28 U.S.C. § 158(b)(1) (repealed 1994).
The bankruptcy rules implemented this consent procedure as follows:
Consent to Appeal to Bankruptcy Appellate Panel. Unless otherwise provided by a rule promulgated pursuant to Rule 8018, consent to have an appeal heard by a bankruptcy appellate panel may be given in a separate statement of consent executed by a party or contained in the notice of appeal or cross appeal. The statement of consent shall be filed before the transmittal of the record pursuant to Rule 8007(b), or within 30 days of the filing of the notice of appeal, whichever is later.
Fed.R.Bankr.P. 8001(e) (prior to 1997 amendments). The debtor's November 10, 1998 notice of appeal to district court is a sufficient election to put the I.R.S.'s appeal and the debtor's cross-appeal before the district court, not this Bankruptcy Appellate Panel.
As to the merits of the I.R.S.'s appeal, an appellate court of equal authority, the district court has already reviewed the substantive merits finding that there was a willful violation of the stay in Shadduck I. At best, it appears that the district court, in its discretion, could reconsider its prior ruling. There is no basis for this Bankruptcy Appellate Panel to review the decision of the district court, a coordinate court of equal stature for purposes of bankruptcy appeals. See, e.g., United States v. Fernandez, 171 B.R. 135, 138 (D.Fla. 1994). (On appeal after remand, one district court would not disturb determination of another district court that the I.R.S. willfully violated the stay.) This Appellate Panel declines to review that which the district court, sitting as an appellate court, has already determined.
The I.R.S. argues that the current procedural rules allow its appeal to go forward here at the same time the debtor's appeal on damages proceeds before the district court. The I.R.S. concedes that its position "does not serve judicial economy and probably calls for statutory amendment." Appellant's Brief p. 3. The I.R.S. cites no case law to support its argument that a liability appeal can proceed on a different track, in a different court, from a damages award arising from the same final judgment. Even if there were some circumstances under which liability could be appealed independently from a cross-appeal on damages, no such circumstances exist in this case and such bifurcation, by the I.R.S.'s own admission, is without merit. In the interests of conserving judicial resources and to ease administration, the appeal and cross-appeal should travel together through the appellate system.
For the reasons set forth, we transfer the appeal, cross-appeal and pending motion to dismiss to the United States District Court for the District of Massachusetts.

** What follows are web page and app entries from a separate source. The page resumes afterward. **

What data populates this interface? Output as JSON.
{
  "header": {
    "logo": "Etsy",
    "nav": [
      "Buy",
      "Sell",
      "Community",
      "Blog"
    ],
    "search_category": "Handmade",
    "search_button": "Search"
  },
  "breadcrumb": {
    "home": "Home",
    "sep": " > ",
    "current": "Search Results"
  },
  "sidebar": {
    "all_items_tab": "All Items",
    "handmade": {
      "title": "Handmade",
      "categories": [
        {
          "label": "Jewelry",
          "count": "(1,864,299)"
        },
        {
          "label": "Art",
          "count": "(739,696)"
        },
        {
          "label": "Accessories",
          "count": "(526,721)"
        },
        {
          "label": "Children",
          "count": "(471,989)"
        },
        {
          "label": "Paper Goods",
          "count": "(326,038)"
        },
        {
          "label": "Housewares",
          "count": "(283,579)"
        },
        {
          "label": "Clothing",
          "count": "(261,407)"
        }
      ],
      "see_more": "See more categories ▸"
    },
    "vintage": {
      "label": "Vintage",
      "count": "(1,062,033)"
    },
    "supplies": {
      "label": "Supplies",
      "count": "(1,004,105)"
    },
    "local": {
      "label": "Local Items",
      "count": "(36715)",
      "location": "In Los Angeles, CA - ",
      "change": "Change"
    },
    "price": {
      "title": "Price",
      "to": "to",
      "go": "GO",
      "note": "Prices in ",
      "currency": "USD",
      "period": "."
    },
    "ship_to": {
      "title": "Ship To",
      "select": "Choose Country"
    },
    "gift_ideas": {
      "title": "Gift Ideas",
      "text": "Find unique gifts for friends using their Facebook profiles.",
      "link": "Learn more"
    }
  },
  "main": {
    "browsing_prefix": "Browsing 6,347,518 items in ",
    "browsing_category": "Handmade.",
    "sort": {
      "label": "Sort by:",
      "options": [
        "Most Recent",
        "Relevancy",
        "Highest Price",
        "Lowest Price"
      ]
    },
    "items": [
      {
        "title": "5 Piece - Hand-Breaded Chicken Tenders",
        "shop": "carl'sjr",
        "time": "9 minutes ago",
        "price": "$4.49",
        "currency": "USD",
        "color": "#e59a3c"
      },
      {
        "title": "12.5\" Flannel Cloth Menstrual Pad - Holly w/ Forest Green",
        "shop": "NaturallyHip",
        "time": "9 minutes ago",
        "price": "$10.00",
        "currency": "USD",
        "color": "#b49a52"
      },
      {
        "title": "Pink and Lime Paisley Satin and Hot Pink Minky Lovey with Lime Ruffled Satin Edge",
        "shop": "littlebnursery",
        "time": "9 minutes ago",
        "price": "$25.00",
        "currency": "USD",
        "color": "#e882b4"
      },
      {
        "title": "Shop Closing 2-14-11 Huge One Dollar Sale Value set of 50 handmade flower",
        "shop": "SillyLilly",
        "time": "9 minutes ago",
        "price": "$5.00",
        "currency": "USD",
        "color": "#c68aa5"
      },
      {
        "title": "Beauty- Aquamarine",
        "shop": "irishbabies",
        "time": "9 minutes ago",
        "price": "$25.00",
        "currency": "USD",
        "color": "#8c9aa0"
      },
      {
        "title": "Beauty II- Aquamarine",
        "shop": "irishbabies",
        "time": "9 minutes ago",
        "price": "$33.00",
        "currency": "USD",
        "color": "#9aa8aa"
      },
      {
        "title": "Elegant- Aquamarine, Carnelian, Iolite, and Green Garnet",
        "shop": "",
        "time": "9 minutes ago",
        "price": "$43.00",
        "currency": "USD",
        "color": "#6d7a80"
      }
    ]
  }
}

1. The appeal was filed by the Tax Division of the U.S. Dept. of Justice on behalf of the Internal Revenue Service ("I.R.S.").
2. Shadduck v. Rodolakis, 221 B.R. 573 (D.Mass. 1998)("Shadduck I").
3. Herein referred to as "Shadduck II."
4. A copy of the docket is incorporated as Exhibit A of the I.R.S.'s appendix.
5. Fed.R.Bankr.P. 8001(e) provides, in relevant part, as follows: "[A]n election to have an appeal heard by the district court under 28 U.S.C. § 158(c)(1) may be made only by a statement of election contained in a separate writing filed within the time prescribed by 28 U.S.C.§ 158(c)(1)."
28 U.S.C. § 158(c)(1) provides as follows:
Subject to subsection (b), each appeal under subsection (a) shall be heard by a 3-judge panel of the bankruptcy appellate service established under subsection (b)(1) unless-
(A) the appellant elects at the time of filing the appeal; or
(B) any other party elects, not later than 30 days after service of notice of the appeal;to have such appeal heard by the district court.